Work item — Records follow. Select each line holding "true".

[Interface dataset entries]
####################
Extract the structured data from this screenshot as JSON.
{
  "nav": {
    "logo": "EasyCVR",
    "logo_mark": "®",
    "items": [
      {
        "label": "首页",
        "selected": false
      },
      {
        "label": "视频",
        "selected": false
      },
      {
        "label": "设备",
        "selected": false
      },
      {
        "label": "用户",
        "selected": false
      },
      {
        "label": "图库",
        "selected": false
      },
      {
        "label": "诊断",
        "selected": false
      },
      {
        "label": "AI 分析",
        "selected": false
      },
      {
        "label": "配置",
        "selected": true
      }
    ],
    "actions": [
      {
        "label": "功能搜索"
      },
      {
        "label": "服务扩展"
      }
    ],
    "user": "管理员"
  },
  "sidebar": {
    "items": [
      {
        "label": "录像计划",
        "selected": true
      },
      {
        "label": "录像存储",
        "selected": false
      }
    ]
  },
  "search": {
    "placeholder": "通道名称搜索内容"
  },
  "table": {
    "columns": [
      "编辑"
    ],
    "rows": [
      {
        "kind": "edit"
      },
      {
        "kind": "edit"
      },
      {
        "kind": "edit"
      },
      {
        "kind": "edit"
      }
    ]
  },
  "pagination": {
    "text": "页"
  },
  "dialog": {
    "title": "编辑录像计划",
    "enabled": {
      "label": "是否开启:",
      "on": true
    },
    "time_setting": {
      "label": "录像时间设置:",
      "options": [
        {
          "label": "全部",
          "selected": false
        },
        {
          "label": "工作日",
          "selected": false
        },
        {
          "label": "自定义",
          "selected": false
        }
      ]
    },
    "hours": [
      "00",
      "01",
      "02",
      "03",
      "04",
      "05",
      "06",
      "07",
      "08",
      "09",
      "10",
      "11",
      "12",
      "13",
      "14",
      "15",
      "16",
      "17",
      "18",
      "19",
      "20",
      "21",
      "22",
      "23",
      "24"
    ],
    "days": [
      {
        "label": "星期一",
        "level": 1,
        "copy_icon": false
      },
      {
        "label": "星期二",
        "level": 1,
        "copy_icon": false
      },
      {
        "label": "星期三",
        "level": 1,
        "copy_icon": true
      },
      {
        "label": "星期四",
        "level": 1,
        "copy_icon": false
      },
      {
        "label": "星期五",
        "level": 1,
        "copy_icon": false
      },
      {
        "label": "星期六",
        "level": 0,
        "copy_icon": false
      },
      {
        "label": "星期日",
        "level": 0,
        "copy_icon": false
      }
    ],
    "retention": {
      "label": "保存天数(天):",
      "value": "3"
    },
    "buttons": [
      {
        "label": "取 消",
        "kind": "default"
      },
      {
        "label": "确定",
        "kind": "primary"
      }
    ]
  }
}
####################
Exercise result —
        "selected": true
        "selected": true
      "on": true
        "copy_icon": true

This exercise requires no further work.